= Available data =

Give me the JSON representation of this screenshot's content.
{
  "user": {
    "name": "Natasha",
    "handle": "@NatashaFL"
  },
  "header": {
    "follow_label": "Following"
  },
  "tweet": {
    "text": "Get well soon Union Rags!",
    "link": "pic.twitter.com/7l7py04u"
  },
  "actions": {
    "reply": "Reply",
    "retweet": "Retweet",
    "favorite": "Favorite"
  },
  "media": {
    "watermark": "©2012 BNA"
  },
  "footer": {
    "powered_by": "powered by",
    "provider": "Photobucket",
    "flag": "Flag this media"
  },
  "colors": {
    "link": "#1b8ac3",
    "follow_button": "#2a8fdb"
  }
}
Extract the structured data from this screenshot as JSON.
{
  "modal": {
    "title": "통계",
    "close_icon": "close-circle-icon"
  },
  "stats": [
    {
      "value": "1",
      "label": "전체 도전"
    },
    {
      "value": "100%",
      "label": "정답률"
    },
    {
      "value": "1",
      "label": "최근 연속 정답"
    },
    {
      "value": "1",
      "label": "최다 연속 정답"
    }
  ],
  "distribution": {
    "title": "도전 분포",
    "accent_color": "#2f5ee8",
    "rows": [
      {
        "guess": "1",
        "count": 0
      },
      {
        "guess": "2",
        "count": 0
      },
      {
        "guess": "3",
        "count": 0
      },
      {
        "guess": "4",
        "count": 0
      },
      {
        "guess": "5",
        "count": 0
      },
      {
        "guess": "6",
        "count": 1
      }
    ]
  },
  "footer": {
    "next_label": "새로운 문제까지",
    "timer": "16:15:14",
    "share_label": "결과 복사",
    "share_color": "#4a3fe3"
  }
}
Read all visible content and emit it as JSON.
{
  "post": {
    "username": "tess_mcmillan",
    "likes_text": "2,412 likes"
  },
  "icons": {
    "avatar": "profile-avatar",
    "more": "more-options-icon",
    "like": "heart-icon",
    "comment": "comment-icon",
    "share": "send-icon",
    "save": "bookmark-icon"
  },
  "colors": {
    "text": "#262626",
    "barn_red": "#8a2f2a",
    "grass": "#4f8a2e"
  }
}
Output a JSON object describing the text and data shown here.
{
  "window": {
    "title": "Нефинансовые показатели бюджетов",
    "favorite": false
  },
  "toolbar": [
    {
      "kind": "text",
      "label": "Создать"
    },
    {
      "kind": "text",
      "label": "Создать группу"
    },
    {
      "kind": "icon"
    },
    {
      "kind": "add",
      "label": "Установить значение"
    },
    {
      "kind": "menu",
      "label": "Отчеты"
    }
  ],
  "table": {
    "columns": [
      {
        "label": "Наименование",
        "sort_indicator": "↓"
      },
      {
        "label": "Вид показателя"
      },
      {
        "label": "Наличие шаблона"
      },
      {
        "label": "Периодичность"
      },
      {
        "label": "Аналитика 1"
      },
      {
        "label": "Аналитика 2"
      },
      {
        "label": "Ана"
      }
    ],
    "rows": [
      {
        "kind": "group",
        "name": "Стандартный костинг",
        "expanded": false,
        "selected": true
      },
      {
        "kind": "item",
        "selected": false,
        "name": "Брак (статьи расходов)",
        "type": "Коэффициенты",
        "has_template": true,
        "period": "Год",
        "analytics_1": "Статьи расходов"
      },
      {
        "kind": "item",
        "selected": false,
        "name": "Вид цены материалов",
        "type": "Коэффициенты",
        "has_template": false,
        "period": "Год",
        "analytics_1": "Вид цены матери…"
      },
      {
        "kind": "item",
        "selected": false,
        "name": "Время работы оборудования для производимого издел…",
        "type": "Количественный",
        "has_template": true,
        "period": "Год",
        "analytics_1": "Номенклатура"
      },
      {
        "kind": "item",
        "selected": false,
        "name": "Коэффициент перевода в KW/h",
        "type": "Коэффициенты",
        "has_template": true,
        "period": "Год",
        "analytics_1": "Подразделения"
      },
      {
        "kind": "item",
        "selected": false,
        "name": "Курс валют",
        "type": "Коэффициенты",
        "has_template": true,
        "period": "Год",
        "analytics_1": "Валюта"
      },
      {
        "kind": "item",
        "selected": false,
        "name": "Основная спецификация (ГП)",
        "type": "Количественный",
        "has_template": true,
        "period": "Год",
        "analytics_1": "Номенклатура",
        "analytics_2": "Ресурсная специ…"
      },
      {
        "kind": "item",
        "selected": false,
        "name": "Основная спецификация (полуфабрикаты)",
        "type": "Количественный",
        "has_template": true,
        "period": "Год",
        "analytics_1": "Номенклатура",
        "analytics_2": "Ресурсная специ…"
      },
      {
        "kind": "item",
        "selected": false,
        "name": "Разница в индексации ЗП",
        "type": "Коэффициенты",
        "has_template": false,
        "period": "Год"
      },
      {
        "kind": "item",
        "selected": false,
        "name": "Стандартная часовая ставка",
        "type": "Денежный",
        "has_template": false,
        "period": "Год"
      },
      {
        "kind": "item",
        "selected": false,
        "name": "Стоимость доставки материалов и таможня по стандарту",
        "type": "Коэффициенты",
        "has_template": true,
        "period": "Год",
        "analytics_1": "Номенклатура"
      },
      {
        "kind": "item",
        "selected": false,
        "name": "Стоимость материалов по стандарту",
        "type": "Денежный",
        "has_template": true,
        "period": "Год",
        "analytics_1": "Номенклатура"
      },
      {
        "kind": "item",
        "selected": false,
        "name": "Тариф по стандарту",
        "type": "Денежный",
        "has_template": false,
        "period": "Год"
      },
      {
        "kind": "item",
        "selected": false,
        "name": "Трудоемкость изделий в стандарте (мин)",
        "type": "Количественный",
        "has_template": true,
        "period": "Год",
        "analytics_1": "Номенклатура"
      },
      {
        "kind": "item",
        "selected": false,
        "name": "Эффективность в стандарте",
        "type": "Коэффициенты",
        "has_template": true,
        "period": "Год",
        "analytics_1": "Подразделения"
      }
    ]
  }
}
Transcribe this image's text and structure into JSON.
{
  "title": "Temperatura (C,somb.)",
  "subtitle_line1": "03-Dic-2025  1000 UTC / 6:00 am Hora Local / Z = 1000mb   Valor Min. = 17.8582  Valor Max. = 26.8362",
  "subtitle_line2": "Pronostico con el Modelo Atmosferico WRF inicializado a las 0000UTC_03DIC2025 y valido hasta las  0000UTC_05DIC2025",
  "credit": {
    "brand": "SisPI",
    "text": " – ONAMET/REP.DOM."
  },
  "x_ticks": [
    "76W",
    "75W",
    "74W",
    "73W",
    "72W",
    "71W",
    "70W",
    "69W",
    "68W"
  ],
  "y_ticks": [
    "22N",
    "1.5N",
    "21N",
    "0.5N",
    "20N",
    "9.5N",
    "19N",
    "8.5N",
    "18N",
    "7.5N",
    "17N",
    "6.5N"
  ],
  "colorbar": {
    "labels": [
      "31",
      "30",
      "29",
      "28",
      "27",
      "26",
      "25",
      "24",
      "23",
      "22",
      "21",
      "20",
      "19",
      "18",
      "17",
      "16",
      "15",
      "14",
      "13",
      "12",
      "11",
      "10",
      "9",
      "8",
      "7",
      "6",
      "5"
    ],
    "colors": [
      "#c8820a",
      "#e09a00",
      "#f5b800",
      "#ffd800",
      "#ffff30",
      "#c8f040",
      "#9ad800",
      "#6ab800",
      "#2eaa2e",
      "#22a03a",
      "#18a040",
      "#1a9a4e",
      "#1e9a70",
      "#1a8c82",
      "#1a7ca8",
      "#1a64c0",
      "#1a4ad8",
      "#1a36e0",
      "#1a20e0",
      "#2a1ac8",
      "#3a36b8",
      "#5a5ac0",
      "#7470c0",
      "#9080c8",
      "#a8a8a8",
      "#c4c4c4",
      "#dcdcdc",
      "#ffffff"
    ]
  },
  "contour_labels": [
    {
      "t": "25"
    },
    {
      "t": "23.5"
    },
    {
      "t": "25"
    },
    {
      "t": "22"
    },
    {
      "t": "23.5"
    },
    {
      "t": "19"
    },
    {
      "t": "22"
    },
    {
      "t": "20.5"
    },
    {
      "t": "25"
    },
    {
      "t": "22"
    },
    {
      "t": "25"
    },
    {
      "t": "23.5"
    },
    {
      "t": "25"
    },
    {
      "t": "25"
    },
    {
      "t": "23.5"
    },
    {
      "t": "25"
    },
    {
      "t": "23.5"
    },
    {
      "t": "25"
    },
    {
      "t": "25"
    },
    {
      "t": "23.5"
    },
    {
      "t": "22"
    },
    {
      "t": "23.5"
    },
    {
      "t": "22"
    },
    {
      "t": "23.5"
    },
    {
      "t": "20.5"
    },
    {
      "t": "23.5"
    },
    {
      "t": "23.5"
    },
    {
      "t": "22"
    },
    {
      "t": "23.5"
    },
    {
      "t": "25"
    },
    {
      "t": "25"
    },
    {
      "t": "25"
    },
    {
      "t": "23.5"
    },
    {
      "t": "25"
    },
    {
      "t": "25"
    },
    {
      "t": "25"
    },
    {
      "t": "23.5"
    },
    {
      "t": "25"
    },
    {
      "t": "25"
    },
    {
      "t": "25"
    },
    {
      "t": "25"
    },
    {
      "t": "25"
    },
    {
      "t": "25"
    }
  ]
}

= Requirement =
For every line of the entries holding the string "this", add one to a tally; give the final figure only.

= Written response =
4